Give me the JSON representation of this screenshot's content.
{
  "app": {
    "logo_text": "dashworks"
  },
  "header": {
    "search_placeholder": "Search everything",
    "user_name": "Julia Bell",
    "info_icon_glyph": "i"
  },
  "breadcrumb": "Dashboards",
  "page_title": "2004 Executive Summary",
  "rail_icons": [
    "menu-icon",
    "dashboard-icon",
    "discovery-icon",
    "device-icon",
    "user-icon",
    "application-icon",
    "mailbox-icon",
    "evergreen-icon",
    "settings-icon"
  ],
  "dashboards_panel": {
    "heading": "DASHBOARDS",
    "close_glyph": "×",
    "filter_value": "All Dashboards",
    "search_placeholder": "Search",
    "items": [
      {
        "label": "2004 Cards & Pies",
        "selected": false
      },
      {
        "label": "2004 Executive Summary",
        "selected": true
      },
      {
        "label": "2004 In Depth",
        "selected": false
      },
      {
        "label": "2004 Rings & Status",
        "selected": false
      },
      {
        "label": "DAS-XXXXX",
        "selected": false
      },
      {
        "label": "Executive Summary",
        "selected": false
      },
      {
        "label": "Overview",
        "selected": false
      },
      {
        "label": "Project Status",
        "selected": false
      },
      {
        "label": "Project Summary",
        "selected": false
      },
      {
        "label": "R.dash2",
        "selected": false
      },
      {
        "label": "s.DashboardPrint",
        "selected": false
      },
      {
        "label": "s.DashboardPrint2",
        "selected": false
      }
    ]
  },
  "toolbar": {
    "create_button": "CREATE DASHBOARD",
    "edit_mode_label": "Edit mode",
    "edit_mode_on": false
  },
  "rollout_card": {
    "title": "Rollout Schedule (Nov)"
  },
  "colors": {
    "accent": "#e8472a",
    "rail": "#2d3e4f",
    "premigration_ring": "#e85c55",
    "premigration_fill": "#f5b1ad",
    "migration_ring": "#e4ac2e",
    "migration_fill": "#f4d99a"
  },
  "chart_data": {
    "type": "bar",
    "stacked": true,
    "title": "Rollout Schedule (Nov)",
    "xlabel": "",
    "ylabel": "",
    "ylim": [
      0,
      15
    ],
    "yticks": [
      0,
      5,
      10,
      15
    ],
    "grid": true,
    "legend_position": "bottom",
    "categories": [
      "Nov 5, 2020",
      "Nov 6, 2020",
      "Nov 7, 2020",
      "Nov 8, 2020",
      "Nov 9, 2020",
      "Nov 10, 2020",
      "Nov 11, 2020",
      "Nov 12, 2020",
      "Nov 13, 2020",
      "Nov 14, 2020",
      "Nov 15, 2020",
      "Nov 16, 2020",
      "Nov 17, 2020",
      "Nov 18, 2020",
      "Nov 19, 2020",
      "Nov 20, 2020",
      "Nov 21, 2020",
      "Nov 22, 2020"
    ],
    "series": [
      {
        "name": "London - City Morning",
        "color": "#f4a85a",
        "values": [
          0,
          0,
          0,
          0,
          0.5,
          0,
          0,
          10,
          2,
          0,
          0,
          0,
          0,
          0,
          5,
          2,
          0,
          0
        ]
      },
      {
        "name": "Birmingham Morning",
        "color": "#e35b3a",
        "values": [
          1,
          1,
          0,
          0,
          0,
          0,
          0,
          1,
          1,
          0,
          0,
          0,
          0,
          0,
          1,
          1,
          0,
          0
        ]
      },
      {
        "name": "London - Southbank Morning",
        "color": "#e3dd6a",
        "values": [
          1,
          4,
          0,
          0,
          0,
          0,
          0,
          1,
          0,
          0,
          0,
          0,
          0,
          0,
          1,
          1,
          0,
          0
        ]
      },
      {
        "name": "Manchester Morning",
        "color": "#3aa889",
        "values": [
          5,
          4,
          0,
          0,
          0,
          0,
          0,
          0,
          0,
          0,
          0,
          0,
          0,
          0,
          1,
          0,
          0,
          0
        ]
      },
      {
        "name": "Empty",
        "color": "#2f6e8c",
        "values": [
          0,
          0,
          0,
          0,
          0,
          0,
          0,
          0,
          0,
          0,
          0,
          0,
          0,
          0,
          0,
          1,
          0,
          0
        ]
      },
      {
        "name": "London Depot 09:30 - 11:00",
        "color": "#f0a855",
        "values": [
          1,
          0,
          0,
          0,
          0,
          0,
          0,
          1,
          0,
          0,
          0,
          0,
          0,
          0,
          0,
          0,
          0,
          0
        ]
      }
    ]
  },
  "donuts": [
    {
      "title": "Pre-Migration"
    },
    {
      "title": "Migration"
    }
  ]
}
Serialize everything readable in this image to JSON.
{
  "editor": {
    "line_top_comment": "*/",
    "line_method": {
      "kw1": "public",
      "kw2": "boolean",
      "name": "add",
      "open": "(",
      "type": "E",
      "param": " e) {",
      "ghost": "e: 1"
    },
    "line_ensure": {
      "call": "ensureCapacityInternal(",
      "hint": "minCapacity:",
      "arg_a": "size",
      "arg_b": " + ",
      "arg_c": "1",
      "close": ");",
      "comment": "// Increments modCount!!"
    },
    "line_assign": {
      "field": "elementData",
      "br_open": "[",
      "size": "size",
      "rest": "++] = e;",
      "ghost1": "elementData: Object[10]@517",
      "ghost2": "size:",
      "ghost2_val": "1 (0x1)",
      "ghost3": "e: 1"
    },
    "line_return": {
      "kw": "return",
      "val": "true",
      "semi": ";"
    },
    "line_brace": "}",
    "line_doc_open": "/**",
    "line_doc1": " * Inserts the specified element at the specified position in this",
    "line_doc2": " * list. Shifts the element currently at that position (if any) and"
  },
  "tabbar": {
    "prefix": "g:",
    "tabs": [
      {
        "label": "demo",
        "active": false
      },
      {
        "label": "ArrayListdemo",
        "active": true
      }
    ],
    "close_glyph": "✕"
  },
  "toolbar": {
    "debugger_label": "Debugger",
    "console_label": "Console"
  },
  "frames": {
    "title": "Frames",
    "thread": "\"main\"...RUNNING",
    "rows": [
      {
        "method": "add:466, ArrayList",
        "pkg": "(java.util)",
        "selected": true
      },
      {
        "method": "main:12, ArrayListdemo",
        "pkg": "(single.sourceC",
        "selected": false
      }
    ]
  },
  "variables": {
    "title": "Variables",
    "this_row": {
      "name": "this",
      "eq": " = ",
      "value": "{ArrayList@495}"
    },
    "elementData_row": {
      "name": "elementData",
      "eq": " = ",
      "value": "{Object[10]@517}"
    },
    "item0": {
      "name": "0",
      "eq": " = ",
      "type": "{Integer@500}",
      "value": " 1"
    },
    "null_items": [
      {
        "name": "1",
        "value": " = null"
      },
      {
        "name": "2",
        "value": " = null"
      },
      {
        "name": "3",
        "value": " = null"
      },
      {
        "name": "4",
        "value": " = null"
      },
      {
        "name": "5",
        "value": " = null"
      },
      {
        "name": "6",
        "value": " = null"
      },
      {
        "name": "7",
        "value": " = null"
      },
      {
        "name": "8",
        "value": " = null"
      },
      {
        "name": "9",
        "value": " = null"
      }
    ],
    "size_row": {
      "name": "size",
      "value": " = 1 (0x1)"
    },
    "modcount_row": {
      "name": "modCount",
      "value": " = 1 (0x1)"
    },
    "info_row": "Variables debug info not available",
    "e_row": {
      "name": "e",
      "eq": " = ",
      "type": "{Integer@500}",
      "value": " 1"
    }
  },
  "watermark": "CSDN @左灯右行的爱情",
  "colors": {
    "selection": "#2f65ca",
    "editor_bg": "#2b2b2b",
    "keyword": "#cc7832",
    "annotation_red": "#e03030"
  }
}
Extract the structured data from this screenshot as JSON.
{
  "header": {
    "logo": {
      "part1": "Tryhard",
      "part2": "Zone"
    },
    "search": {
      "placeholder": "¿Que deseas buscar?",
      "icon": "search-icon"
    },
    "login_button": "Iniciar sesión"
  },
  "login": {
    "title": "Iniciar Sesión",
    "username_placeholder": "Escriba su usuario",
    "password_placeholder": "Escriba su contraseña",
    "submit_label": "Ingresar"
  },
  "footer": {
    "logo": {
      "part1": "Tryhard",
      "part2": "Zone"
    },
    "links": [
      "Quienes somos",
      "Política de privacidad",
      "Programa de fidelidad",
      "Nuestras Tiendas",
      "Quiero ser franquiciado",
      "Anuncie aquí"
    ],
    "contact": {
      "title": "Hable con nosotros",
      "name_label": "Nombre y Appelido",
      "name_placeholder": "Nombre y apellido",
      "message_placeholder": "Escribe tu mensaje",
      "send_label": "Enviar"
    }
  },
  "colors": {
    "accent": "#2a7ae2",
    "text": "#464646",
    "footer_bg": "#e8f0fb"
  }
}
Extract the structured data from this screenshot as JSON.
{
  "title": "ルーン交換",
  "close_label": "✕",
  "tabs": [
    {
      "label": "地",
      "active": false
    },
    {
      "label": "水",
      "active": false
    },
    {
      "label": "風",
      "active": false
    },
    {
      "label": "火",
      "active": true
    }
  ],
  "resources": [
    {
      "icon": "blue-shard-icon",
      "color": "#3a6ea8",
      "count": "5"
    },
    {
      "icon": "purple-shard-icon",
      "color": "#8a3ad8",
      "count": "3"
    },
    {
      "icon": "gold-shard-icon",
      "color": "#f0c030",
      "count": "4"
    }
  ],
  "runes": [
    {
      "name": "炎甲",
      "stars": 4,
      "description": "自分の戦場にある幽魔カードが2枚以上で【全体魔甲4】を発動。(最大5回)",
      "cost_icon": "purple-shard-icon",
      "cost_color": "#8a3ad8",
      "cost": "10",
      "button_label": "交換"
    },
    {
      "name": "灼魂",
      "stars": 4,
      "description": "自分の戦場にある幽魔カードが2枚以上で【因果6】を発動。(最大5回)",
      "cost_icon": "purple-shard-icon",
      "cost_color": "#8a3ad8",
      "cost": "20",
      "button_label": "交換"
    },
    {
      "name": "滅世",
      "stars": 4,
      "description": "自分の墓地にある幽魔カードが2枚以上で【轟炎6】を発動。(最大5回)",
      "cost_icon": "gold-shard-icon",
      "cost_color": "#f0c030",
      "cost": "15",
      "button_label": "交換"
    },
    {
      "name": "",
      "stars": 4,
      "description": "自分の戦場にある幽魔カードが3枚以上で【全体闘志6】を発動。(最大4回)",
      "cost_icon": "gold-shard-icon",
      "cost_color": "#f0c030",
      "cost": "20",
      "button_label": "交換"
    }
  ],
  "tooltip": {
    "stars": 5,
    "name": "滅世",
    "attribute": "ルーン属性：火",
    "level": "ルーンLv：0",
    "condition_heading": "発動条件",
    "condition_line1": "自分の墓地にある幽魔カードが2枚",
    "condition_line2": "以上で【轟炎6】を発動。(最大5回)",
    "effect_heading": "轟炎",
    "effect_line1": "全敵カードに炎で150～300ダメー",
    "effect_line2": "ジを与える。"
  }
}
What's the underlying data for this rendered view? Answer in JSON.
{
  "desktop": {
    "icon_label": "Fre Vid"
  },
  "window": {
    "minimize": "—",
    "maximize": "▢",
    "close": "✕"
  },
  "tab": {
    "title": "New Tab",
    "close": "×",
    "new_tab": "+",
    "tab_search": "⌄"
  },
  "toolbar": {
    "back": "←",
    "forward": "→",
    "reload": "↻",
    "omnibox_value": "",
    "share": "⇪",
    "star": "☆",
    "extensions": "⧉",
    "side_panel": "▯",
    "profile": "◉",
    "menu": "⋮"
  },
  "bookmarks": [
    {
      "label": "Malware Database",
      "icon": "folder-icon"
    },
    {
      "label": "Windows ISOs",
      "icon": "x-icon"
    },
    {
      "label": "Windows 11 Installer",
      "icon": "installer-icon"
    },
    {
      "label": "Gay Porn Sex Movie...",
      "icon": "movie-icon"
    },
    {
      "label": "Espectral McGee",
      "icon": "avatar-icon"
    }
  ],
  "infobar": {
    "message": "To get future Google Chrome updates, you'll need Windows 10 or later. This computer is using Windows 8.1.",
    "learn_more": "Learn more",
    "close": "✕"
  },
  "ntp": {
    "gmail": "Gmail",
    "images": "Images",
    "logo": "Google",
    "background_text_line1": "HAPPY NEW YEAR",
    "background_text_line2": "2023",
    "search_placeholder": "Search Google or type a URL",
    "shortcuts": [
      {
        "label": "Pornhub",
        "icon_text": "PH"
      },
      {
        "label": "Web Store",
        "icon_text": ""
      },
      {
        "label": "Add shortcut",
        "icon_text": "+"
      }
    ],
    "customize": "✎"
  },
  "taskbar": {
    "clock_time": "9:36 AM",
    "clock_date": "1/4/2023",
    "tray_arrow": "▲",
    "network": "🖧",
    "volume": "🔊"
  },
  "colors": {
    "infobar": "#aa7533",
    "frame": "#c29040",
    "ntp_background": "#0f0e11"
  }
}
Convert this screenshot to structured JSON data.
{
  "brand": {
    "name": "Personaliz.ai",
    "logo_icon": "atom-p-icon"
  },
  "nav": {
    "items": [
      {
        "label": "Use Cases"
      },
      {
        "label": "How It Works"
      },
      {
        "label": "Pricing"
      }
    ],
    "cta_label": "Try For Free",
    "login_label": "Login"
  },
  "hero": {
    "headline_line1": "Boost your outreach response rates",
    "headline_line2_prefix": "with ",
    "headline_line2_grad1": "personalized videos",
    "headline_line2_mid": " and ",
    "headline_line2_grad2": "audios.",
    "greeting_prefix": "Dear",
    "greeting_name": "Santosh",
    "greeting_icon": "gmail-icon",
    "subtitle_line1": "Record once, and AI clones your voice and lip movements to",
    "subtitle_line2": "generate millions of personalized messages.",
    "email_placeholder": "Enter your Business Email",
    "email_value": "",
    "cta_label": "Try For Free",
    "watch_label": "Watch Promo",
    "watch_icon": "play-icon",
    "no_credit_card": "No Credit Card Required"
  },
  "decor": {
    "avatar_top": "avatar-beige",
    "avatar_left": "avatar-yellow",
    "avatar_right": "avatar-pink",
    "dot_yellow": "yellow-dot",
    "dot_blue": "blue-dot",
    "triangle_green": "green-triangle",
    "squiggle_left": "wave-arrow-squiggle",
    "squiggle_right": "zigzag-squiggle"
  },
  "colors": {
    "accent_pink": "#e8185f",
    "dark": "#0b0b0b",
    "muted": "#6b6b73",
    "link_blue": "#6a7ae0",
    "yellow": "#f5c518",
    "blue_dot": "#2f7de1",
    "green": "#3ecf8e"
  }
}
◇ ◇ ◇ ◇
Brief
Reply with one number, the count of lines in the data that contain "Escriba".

Exercise result
2